(Collection entries)
========================================================================
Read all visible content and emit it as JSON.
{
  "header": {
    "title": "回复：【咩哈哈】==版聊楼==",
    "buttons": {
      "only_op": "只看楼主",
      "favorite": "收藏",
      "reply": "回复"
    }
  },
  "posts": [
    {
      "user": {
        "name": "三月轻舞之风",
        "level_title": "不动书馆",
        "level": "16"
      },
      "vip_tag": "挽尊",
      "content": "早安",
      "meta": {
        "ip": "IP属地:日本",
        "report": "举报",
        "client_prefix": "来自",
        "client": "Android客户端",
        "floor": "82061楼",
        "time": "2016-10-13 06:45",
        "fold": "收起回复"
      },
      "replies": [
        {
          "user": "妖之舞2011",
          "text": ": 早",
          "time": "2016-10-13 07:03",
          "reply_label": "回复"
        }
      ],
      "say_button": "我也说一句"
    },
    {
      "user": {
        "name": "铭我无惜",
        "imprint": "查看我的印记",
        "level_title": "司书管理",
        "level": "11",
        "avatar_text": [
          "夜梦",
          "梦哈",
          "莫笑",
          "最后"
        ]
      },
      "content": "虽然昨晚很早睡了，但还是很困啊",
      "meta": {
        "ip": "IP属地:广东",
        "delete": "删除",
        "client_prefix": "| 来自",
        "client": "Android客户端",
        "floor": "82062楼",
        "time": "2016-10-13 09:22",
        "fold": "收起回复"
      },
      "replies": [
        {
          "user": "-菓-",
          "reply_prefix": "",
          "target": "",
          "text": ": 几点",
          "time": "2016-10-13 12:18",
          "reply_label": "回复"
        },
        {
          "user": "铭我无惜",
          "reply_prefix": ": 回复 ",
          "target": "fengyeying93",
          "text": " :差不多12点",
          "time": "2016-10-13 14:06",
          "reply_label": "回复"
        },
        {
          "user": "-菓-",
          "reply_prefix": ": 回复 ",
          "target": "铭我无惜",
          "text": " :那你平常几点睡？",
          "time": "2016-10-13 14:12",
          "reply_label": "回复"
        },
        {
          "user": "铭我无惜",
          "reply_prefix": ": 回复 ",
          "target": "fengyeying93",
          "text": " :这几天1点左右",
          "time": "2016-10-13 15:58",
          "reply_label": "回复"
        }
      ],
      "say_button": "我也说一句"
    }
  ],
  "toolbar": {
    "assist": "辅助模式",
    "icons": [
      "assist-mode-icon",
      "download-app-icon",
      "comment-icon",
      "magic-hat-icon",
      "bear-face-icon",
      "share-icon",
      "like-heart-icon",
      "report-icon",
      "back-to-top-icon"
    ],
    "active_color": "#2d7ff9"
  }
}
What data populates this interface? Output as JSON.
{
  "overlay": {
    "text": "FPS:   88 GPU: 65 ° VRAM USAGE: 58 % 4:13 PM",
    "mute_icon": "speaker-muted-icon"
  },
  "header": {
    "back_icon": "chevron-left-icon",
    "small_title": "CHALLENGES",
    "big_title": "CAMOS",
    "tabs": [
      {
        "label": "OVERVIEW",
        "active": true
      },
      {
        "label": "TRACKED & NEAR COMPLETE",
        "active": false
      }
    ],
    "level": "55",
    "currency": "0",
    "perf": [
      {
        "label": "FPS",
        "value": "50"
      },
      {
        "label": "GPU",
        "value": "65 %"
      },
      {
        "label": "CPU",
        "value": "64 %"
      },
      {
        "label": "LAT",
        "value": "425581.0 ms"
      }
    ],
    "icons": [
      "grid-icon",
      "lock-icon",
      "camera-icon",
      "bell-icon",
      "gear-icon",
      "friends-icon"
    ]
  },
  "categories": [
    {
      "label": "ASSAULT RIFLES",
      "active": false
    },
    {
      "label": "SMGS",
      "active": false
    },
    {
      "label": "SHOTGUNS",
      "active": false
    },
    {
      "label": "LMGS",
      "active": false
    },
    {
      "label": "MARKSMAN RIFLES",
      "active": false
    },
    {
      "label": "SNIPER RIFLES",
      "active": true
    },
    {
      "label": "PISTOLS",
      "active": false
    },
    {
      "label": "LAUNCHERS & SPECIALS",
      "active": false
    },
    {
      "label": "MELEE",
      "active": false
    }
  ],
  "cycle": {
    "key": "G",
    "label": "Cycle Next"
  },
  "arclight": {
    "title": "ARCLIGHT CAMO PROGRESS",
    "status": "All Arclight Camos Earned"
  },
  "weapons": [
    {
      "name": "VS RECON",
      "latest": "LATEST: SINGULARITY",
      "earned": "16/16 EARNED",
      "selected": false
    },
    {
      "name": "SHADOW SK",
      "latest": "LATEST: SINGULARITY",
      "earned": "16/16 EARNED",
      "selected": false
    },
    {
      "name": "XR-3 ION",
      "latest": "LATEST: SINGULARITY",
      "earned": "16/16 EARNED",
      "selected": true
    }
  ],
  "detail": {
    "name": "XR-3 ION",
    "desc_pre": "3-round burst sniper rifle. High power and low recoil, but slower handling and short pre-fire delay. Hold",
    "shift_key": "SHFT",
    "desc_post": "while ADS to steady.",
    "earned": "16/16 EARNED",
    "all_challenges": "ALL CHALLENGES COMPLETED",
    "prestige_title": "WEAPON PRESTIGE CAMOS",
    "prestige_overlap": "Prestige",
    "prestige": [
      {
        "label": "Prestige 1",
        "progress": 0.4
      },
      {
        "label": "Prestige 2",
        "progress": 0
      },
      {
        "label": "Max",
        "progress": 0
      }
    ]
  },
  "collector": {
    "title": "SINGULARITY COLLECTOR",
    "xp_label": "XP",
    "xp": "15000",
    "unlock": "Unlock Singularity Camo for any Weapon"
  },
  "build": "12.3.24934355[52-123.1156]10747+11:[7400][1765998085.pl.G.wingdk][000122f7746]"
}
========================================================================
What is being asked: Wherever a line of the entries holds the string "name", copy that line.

Answer to this problem:
        "name": "三月轻舞之风",
        "name": "铭我无惜",
      "name": "VS RECON",
      "name": "SHADOW SK",
      "name": "XR-3 ION",
    "name": "XR-3 ION",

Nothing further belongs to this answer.